As soon as he leaves Earth he is introduced to people who are there to make sense of his time spent living.  Each of these individuals has some connection to Eddie during his time on Earth although some he did not directly interact with.  They are loved ones and distant strangers, but all played an important part.  Albom uses the introduction of these five characters to reflect back on Eddie’s life while also integrating them to the progression of his life with each birthday that he experiences.  We meet the Blue Man who met his death early in avoiding hitting Eddie with a car, a Captain whom Eddie served under during his time in World War II, his estranged father via an introduction by the legendary Ruby, and a couple of others.  It seems that despite Eddie’s whole life trying to escape Ruby Pier and all the excitement that encompasses an amusement park all elements continued to lead him back to it despite his desire to spread his wings and separate himself from it.  Sometimes that is true of life though.  There is that one piece someone feels like they need to get away from when really it is that very element which brings all the meaning in their life together.

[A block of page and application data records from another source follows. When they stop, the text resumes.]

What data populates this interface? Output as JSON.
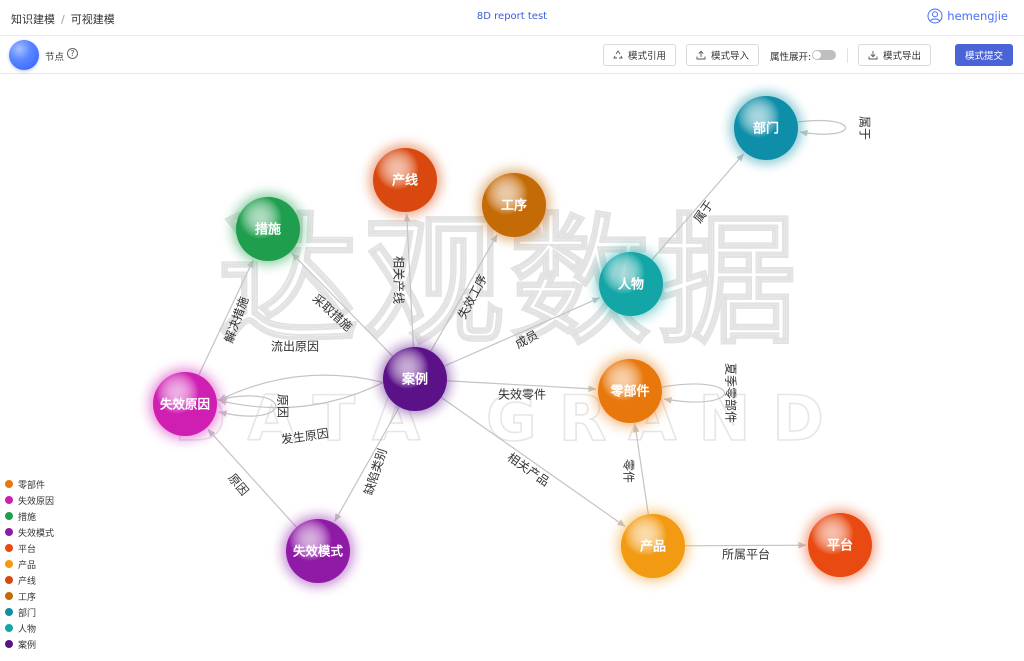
{
  "breadcrumb": {
    "root": "知识建模",
    "sep": "/",
    "current": "可视建模"
  },
  "doc_title": "8D report test",
  "user": {
    "name": "hemengjie",
    "icon": "user-avatar-icon"
  },
  "toolbar": {
    "node_label": "节点",
    "help_icon": "?",
    "ref_label": "模式引用",
    "import_label": "模式导入",
    "expand_label": "属性展开:",
    "expand_on": false,
    "export_label": "模式导出",
    "submit_label": "模式提交"
  },
  "watermark": {
    "main": "达观数据",
    "sub": "DATA GRAND"
  },
  "colors": {
    "accent": "#4a64d8",
    "link": "#3b5bdb"
  },
  "graph": {
    "nodes": [
      {
        "id": "dept",
        "label": "部门",
        "color": "#0e8ea8"
      },
      {
        "id": "line",
        "label": "产线",
        "color": "#d9480f"
      },
      {
        "id": "proc",
        "label": "工序",
        "color": "#c46b08"
      },
      {
        "id": "meas",
        "label": "措施",
        "color": "#1f9e4e"
      },
      {
        "id": "person",
        "label": "人物",
        "color": "#14a6a6"
      },
      {
        "id": "case",
        "label": "案例",
        "color": "#5b1288"
      },
      {
        "id": "cause",
        "label": "失效原因",
        "color": "#cf1fb3"
      },
      {
        "id": "part",
        "label": "零部件",
        "color": "#e8780c"
      },
      {
        "id": "mode",
        "label": "失效模式",
        "color": "#8e1aa6"
      },
      {
        "id": "prod",
        "label": "产品",
        "color": "#f29a12"
      },
      {
        "id": "plat",
        "label": "平台",
        "color": "#e84a12"
      }
    ],
    "edges": [
      {
        "id": "e1",
        "label": "属于"
      },
      {
        "id": "e2",
        "label": "属于"
      },
      {
        "id": "e3",
        "label": "相关产线"
      },
      {
        "id": "e4",
        "label": "失效工序"
      },
      {
        "id": "e5",
        "label": "采取措施"
      },
      {
        "id": "e6",
        "label": "成员"
      },
      {
        "id": "e7",
        "label": "解决措施"
      },
      {
        "id": "e8",
        "label": "流出原因"
      },
      {
        "id": "e9",
        "label": "原因"
      },
      {
        "id": "e10",
        "label": "发生原因"
      },
      {
        "id": "e11",
        "label": "失效零件"
      },
      {
        "id": "e12",
        "label": "夏季零部件"
      },
      {
        "id": "e13",
        "label": "缺陷类别"
      },
      {
        "id": "e14",
        "label": "原因"
      },
      {
        "id": "e15",
        "label": "相关产品"
      },
      {
        "id": "e16",
        "label": "零件"
      },
      {
        "id": "e17",
        "label": "所属平台"
      }
    ]
  },
  "legend": [
    {
      "label": "零部件",
      "color": "#e8780c"
    },
    {
      "label": "失效原因",
      "color": "#cf1fb3"
    },
    {
      "label": "措施",
      "color": "#1f9e4e"
    },
    {
      "label": "失效模式",
      "color": "#8e1aa6"
    },
    {
      "label": "平台",
      "color": "#e84a12"
    },
    {
      "label": "产品",
      "color": "#f29a12"
    },
    {
      "label": "产线",
      "color": "#d9480f"
    },
    {
      "label": "工序",
      "color": "#c46b08"
    },
    {
      "label": "部门",
      "color": "#0e8ea8"
    },
    {
      "label": "人物",
      "color": "#14a6a6"
    },
    {
      "label": "案例",
      "color": "#5b1288"
    }
  ]
}
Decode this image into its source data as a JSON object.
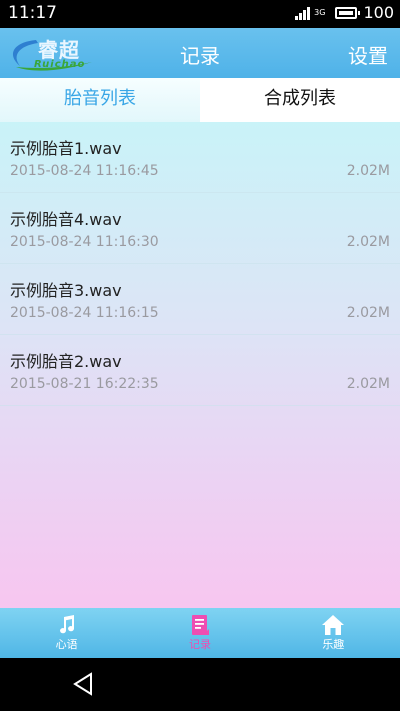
{
  "status_bar": {
    "time": "11:17",
    "network": "3G",
    "battery": "100"
  },
  "header": {
    "logo_text_cn": "睿超",
    "logo_text_en": "Ruichao",
    "title": "记录",
    "settings_label": "设置"
  },
  "tabs": [
    {
      "label": "胎音列表",
      "active": true
    },
    {
      "label": "合成列表",
      "active": false
    }
  ],
  "files": [
    {
      "name": "示例胎音1.wav",
      "date": "2015-08-24 11:16:45",
      "size": "2.02M"
    },
    {
      "name": "示例胎音4.wav",
      "date": "2015-08-24 11:16:30",
      "size": "2.02M"
    },
    {
      "name": "示例胎音3.wav",
      "date": "2015-08-24 11:16:15",
      "size": "2.02M"
    },
    {
      "name": "示例胎音2.wav",
      "date": "2015-08-21 16:22:35",
      "size": "2.02M"
    }
  ],
  "bottom_nav": [
    {
      "label": "心语",
      "icon": "music-note-icon",
      "active": false
    },
    {
      "label": "记录",
      "icon": "record-list-icon",
      "active": true
    },
    {
      "label": "乐趣",
      "icon": "home-icon",
      "active": false
    }
  ],
  "colors": {
    "header": "#4fb2e8",
    "active_tab": "#39a6e6",
    "active_nav": "#ee4db2"
  }
}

Not everyone he meets is expected, but each person shines a light on an aspect of Eddie’s life that may not have made as much sense before and teaches him a lesson.  This story shows that every trip we take in life, every person we meet, every hardship we survive, and every experience we live through meaning.  Every end leads to some other beginning.  We cannot escape even the small moments.  And what we may not see in front of us has greater value than we can imagine.  My favorite closing quote was, “That each life affects the other and the other affects the next, and the world is full of stories but the stories are all one.”